Man who impersonated deputy on Tinder avoids more jail time, gets probation
ALBUQUERQUE, N.M. — Earlier this year, Rico Dukes pleaded guilty to impersonating an officer and carrying a gun on school grounds. He was in court Friday afternoon for his sentencing hearing.
The state was asking that Dukes serve the maximum sentence of 2 1/2 years.
“This isn’t someone who just decided to impersonate an officer for one day,” said India Trummer, state prosecutor. “He took many, many steps to really become an officer, portray this image of a peace officer, and use it to his advantage.”
Dukes was only caught after matching with a Bernalillo County employee on Tinder, who discovered Dukes was not actually a deputy. He was arrested in April.
“It’s about impersonating an officer and using that image to deceive, prey on women – to take the trustworthiness of an officer to break the rules, to bring a gun into a school,” Trummer said.
Dukes has been in jail since his arrest more than seven months ago. His attorney argued for release.

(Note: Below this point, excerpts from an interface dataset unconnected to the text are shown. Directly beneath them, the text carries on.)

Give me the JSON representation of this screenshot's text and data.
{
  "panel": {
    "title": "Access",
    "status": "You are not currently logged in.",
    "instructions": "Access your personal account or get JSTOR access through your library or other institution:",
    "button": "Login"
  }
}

“He was playing the role of good cop and doing it pretty well by all accounts, and, your Honor, this really is his only chance in life to prove he’s learned from his misconduct,” said Sam Ashman, his defense.
Judge Bruce Fox agreed to a deferred sentence of 2 1/2 years of supervised probation.
“To put it bluntly, he was dressing up as a police officer to try to pick up women,” Judge Fox said.
The judge acknowledged the danger, saying Dukes’ probation would come with strict conditions.
“The risk is somebody who is in an emergency might think, try to ask for help from someone like Mr. Dukes, and he’s carrying a firearm, someone may disarm him,” Judge Fox said.
Dukes will get credit for the time he’s served. Some of the conditions of his probation include electronic GPS monitoring for a year upon release. He also can’t have any clothing, patches, or badges that indicate a position of authority.
A probation officer will also be monitoring his social media, including his dating accounts.